Required work: This exercise asks for the records to be retyped exactly as they read.

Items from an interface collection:
= = = =
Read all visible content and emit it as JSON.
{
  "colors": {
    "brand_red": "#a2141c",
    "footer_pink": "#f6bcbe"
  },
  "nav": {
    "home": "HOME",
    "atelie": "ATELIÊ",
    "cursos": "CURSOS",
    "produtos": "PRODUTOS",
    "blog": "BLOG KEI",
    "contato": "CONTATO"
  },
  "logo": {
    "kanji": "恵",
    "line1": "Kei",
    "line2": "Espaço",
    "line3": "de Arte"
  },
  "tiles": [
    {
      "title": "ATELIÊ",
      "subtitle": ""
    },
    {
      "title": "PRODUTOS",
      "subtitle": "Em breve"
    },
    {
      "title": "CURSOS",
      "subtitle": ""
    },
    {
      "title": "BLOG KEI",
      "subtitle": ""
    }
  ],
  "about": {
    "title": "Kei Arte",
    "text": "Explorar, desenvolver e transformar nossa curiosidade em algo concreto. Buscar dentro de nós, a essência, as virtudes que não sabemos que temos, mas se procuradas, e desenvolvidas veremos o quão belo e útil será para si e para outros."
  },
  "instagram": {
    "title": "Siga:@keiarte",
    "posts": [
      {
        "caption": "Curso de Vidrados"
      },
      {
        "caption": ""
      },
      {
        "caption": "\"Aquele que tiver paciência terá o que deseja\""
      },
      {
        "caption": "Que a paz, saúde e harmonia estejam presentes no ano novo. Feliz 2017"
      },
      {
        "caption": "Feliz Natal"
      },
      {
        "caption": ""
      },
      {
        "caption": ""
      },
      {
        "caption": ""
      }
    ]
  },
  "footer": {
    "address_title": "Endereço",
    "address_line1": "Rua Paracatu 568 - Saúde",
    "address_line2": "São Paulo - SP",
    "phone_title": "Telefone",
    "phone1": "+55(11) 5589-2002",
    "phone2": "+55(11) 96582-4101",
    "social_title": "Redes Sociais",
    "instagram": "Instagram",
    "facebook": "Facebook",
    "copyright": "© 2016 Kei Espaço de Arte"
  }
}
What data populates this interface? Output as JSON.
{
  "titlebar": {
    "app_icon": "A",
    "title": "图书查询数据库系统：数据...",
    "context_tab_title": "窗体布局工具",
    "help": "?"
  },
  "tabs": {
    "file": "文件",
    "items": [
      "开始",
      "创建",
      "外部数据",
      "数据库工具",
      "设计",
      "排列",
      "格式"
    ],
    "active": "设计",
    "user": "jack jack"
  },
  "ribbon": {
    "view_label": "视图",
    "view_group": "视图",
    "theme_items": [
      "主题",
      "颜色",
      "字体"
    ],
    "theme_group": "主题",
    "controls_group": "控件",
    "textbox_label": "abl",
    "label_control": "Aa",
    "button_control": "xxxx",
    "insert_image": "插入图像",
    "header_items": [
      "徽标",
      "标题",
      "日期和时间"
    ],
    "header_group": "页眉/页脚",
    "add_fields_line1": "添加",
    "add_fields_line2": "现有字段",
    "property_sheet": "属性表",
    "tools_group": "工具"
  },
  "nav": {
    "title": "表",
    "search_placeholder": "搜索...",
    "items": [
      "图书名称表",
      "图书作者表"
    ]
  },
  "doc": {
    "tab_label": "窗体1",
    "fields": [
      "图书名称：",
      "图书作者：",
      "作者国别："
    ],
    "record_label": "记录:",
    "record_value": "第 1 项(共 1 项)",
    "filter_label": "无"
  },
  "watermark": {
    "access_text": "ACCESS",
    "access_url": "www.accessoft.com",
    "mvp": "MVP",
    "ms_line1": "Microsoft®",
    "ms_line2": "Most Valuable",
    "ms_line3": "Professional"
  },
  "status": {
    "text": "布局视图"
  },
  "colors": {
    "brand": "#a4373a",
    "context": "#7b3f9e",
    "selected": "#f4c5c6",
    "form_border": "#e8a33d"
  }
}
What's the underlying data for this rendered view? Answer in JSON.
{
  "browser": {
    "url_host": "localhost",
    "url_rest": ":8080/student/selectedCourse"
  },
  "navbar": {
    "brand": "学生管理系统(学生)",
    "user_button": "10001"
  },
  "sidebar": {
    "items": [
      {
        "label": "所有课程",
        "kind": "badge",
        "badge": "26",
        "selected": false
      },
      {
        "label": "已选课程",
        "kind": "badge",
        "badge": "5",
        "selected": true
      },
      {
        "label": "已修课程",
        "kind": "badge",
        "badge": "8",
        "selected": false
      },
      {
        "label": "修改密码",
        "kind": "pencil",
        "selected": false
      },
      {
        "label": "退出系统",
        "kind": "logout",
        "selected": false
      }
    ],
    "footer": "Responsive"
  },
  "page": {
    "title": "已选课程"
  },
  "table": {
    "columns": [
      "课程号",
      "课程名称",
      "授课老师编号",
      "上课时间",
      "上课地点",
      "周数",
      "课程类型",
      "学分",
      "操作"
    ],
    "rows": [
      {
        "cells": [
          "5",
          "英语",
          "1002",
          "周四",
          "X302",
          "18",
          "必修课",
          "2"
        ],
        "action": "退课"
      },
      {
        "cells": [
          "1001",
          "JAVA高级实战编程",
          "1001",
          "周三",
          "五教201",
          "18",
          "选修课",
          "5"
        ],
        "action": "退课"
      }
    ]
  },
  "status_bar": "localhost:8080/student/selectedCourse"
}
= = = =
Response below:
Read all visible content and emit it as JSON.
{
  "colors": {
    "brand_red": "#a2141c",
    "footer_pink": "#f6bcbe"
  },
  "nav": {
    "home": "HOME",
    "atelie": "ATELIÊ",
    "cursos": "CURSOS",
    "produtos": "PRODUTOS",
    "blog": "BLOG KEI",
    "contato": "CONTATO"
  },
  "logo": {
    "kanji": "恵",
    "line1": "Kei",
    "line2": "Espaço",
    "line3": "de Arte"
  },
  "tiles": [
    {
      "title": "ATELIÊ",
      "subtitle": ""
    },
    {
      "title": "PRODUTOS",
      "subtitle": "Em breve"
    },
    {
      "title": "CURSOS",
      "subtitle": ""
    },
    {
      "title": "BLOG KEI",
      "subtitle": ""
    }
  ],
  "about": {
    "title": "Kei Arte",
    "text": "Explorar, desenvolver e transformar nossa curiosidade em algo concreto. Buscar dentro de nós, a essência, as virtudes que não sabemos que temos, mas se procuradas, e desenvolvidas veremos o quão belo e útil será para si e para outros."
  },
  "instagram": {
    "title": "Siga:@keiarte",
    "posts": [
      {
        "caption": "Curso de Vidrados"
      },
      {
        "caption": ""
      },
      {
        "caption": "\"Aquele que tiver paciência terá o que deseja\""
      },
      {
        "caption": "Que a paz, saúde e harmonia estejam presentes no ano novo. Feliz 2017"
      },
      {
        "caption": "Feliz Natal"
      },
      {
        "caption": ""
      },
      {
        "caption": ""
      },
      {
        "caption": ""
      }
    ]
  },
  "footer": {
    "address_title": "Endereço",
    "address_line1": "Rua Paracatu 568 - Saúde",
    "address_line2": "São Paulo - SP",
    "phone_title": "Telefone",
    "phone1": "+55(11) 5589-2002",
    "phone2": "+55(11) 96582-4101",
    "social_title": "Redes Sociais",
    "instagram": "Instagram",
    "facebook": "Facebook",
    "copyright": "© 2016 Kei Espaço de Arte"
  }
}
What data populates this interface? Output as JSON.
{
  "titlebar": {
    "app_icon": "A",
    "title": "图书查询数据库系统：数据...",
    "context_tab_title": "窗体布局工具",
    "help": "?"
  },
  "tabs": {
    "file": "文件",
    "items": [
      "开始",
      "创建",
      "外部数据",
      "数据库工具",
      "设计",
      "排列",
      "格式"
    ],
    "active": "设计",
    "user": "jack jack"
  },
  "ribbon": {
    "view_label": "视图",
    "view_group": "视图",
    "theme_items": [
      "主题",
      "颜色",
      "字体"
    ],
    "theme_group": "主题",
    "controls_group": "控件",
    "textbox_label": "abl",
    "label_control": "Aa",
    "button_control": "xxxx",
    "insert_image": "插入图像",
    "header_items": [
      "徽标",
      "标题",
      "日期和时间"
    ],
    "header_group": "页眉/页脚",
    "add_fields_line1": "添加",
    "add_fields_line2": "现有字段",
    "property_sheet": "属性表",
    "tools_group": "工具"
  },
  "nav": {
    "title": "表",
    "search_placeholder": "搜索...",
    "items": [
      "图书名称表",
      "图书作者表"
    ]
  },
  "doc": {
    "tab_label": "窗体1",
    "fields": [
      "图书名称：",
      "图书作者：",
      "作者国别："
    ],
    "record_label": "记录:",
    "record_value": "第 1 项(共 1 项)",
    "filter_label": "无"
  },
  "watermark": {
    "access_text": "ACCESS",
    "access_url": "www.accessoft.com",
    "mvp": "MVP",
    "ms_line1": "Microsoft®",
    "ms_line2": "Most Valuable",
    "ms_line3": "Professional"
  },
  "status": {
    "text": "布局视图"
  },
  "colors": {
    "brand": "#a4373a",
    "context": "#7b3f9e",
    "selected": "#f4c5c6",
    "form_border": "#e8a33d"
  }
}
What's the underlying data for this rendered view? Answer in JSON.
{
  "browser": {
    "url_host": "localhost",
    "url_rest": ":8080/student/selectedCourse"
  },
  "navbar": {
    "brand": "学生管理系统(学生)",
    "user_button": "10001"
  },
  "sidebar": {
    "items": [
      {
        "label": "所有课程",
        "kind": "badge",
        "badge": "26",
        "selected": false
      },
      {
        "label": "已选课程",
        "kind": "badge",
        "badge": "5",
        "selected": true
      },
      {
        "label": "已修课程",
        "kind": "badge",
        "badge": "8",
        "selected": false
      },
      {
        "label": "修改密码",
        "kind": "pencil",
        "selected": false
      },
      {
        "label": "退出系统",
        "kind": "logout",
        "selected": false
      }
    ],
    "footer": "Responsive"
  },
  "page": {
    "title": "已选课程"
  },
  "table": {
    "columns": [
      "课程号",
      "课程名称",
      "授课老师编号",
      "上课时间",
      "上课地点",
      "周数",
      "课程类型",
      "学分",
      "操作"
    ],
    "rows": [
      {
        "cells": [
          "5",
          "英语",
          "1002",
          "周四",
          "X302",
          "18",
          "必修课",
          "2"
        ],
        "action": "退课"
      },
      {
        "cells": [
          "1001",
          "JAVA高级实战编程",
          "1001",
          "周三",
          "五教201",
          "18",
          "选修课",
          "5"
        ],
        "action": "退课"
      }
    ]
  },
  "status_bar": "localhost:8080/student/selectedCourse"
}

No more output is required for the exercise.